WHAT IS BEING ASKED:
Each line of the listing where the string "medal" appears is to be identified and copied.

AVAILABLE DATA:
== == ==

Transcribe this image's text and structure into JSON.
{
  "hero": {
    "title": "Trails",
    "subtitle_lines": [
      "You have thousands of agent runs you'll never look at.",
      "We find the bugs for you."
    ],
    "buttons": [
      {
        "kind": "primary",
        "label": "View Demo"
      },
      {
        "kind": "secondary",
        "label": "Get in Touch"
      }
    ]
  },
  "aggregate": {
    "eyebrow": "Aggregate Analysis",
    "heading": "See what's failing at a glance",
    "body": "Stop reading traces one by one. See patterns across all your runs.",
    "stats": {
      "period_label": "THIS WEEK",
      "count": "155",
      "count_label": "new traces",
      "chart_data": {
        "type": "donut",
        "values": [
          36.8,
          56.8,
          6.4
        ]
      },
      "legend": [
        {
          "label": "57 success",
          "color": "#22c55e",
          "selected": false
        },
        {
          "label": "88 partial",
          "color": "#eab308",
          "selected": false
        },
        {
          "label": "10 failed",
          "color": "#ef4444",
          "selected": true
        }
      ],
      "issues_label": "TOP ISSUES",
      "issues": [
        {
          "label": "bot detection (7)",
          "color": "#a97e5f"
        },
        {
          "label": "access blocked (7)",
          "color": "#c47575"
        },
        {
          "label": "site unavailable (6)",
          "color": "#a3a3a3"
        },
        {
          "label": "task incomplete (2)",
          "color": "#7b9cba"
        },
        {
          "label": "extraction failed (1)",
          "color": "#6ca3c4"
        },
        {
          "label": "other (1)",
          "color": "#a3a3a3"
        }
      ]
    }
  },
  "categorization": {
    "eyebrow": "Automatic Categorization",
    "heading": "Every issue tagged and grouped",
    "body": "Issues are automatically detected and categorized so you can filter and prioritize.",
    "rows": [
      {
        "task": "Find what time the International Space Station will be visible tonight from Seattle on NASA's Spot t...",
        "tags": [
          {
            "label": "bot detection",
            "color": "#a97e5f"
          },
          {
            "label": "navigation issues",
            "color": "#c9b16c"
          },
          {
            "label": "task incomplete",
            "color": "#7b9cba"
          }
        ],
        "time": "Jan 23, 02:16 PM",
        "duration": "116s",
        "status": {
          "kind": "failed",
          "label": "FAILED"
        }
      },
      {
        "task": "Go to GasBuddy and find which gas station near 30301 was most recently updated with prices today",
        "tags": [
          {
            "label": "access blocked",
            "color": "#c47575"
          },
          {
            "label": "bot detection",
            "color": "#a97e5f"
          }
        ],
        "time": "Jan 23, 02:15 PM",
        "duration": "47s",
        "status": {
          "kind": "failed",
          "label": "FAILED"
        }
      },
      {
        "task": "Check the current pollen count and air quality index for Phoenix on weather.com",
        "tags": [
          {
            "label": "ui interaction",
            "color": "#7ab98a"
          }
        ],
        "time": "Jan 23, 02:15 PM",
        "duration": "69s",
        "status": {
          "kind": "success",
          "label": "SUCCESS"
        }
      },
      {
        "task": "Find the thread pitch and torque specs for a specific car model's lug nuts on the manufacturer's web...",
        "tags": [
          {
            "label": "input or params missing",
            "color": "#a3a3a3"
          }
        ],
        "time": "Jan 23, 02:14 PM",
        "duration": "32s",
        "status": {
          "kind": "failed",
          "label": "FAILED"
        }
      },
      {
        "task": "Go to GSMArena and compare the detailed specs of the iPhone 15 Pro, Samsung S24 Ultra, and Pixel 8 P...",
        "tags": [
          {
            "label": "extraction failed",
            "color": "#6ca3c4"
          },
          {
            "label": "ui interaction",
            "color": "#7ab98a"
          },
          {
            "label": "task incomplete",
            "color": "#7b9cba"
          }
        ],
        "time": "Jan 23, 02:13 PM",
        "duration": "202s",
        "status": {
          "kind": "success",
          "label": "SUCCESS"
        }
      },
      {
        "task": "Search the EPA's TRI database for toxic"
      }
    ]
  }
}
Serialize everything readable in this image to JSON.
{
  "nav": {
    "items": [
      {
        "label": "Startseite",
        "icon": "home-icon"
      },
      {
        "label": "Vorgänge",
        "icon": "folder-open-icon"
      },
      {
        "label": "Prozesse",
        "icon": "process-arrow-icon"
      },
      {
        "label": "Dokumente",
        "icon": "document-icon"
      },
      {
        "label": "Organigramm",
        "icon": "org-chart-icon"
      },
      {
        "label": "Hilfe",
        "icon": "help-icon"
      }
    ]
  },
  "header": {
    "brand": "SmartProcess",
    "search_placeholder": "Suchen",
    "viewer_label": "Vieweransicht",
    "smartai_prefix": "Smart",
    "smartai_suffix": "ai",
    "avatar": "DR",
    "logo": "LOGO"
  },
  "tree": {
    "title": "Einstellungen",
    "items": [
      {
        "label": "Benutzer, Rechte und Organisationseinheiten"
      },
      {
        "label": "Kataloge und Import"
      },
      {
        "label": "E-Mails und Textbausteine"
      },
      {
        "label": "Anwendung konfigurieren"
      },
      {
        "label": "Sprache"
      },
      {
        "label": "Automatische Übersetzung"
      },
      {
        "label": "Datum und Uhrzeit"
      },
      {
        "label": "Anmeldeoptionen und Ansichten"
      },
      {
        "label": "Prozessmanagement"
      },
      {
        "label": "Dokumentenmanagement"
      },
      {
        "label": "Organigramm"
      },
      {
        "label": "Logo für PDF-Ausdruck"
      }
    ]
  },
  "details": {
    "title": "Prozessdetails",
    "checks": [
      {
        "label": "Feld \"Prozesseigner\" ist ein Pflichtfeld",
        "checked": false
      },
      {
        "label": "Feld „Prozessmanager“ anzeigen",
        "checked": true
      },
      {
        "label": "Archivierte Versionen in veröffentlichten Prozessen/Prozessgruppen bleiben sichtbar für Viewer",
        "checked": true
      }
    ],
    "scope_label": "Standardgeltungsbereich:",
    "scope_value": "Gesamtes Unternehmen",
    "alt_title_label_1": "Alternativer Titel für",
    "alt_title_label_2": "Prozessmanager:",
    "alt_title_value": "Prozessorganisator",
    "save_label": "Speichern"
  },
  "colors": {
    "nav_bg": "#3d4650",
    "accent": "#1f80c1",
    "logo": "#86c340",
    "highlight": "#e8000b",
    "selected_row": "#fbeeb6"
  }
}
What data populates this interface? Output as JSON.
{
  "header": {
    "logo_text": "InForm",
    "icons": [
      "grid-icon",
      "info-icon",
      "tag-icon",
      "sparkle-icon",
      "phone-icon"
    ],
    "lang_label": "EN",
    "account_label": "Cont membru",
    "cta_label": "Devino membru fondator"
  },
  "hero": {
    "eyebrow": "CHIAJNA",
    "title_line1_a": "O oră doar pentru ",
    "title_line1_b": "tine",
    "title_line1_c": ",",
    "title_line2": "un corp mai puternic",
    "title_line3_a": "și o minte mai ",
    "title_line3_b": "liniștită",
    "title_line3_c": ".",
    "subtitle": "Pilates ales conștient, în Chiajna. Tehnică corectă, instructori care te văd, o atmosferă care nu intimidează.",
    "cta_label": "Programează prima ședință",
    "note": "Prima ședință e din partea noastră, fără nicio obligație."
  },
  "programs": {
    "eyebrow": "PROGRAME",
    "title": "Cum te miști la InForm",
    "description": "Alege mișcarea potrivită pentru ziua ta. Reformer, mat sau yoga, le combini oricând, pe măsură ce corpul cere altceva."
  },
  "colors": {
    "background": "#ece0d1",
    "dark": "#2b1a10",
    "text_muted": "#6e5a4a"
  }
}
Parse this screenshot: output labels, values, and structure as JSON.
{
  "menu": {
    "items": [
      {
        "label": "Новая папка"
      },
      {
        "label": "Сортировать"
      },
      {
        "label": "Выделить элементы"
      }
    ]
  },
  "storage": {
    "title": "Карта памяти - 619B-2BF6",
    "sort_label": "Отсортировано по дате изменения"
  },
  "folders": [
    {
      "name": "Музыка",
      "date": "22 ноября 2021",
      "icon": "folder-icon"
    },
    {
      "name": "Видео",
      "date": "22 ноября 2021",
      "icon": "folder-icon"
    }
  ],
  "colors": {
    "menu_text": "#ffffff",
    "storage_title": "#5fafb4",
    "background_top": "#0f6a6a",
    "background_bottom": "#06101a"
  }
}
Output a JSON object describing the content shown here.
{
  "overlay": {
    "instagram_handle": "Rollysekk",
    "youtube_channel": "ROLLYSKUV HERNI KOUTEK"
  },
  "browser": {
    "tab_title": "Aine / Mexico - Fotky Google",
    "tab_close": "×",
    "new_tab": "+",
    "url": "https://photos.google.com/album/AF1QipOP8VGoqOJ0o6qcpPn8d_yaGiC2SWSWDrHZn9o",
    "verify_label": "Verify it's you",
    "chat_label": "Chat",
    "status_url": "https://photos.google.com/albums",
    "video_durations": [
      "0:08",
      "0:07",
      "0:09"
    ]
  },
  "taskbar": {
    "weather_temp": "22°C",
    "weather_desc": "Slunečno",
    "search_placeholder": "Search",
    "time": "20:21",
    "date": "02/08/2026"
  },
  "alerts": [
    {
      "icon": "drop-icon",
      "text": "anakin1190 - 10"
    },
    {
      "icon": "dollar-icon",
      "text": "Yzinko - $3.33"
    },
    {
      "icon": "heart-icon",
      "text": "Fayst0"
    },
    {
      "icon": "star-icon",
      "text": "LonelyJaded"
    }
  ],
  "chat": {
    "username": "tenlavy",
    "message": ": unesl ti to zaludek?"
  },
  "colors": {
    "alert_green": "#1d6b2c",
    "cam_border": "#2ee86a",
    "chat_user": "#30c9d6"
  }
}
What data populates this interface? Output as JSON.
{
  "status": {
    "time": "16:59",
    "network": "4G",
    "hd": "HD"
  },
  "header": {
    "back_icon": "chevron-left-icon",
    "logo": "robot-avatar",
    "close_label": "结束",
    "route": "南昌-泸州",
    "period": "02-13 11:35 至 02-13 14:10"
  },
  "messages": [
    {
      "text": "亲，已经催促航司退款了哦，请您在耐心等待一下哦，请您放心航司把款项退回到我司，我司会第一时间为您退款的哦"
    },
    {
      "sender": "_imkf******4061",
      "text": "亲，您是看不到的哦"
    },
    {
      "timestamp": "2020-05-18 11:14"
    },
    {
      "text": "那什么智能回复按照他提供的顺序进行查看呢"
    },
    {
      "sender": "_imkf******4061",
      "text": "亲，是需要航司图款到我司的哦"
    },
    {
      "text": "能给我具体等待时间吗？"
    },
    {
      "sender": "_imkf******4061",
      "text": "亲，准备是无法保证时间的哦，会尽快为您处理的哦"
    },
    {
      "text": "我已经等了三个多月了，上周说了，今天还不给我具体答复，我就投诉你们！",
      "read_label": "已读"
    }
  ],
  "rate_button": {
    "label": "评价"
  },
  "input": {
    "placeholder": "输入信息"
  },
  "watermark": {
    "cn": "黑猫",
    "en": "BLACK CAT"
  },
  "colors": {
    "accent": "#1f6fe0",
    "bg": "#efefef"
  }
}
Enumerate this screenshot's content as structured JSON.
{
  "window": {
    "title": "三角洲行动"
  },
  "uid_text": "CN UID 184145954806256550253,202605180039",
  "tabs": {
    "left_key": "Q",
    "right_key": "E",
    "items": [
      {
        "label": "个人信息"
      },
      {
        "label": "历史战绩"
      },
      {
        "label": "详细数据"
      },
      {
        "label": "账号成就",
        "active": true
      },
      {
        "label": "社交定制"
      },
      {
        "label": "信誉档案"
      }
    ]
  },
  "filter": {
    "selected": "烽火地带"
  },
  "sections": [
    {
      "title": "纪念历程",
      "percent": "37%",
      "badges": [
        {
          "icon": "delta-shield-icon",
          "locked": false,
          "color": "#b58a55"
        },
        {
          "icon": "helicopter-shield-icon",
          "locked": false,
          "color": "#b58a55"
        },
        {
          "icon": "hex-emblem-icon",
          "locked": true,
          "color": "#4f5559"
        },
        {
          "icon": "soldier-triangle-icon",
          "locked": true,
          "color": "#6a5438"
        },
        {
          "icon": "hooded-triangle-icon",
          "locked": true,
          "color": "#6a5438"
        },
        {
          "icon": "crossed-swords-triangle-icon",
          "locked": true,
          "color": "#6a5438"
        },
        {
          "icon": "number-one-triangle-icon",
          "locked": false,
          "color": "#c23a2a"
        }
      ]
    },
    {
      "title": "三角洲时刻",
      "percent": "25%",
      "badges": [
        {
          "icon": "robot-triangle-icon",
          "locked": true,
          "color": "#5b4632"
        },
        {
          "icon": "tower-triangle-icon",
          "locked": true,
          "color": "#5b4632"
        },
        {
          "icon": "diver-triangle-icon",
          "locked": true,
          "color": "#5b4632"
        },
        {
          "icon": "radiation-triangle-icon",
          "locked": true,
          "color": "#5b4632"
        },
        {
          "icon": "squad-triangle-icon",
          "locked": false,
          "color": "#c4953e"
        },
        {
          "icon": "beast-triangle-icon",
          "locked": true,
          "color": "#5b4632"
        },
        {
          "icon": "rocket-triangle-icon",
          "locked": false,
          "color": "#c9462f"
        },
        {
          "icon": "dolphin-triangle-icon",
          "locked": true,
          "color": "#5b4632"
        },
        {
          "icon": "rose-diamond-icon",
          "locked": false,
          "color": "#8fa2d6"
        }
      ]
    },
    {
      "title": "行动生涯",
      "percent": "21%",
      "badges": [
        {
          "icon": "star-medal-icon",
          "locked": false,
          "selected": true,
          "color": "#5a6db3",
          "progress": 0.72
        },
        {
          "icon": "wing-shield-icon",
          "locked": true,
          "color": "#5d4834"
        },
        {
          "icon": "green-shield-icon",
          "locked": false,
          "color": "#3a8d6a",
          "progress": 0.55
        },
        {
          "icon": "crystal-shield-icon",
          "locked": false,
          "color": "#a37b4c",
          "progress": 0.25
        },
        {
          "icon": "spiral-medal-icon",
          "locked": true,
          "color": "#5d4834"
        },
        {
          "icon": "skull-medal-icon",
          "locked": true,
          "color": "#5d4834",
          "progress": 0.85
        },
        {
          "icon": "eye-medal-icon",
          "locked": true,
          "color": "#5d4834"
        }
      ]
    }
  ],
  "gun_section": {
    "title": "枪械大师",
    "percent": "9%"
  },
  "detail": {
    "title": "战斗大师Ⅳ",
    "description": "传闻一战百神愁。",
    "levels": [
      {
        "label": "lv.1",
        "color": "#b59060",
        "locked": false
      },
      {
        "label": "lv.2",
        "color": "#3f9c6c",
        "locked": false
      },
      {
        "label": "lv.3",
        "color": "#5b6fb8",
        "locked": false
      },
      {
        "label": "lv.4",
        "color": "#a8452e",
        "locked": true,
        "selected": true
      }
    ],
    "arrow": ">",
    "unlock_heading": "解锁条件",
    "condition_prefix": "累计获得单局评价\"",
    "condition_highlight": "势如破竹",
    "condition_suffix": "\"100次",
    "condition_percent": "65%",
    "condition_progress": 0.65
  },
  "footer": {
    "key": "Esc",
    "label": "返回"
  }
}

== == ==

EXERCISE RESPONSE:
          "icon": "star-medal-icon",
          "icon": "spiral-medal-icon",
          "icon": "skull-medal-icon",
          "icon": "eye-medal-icon",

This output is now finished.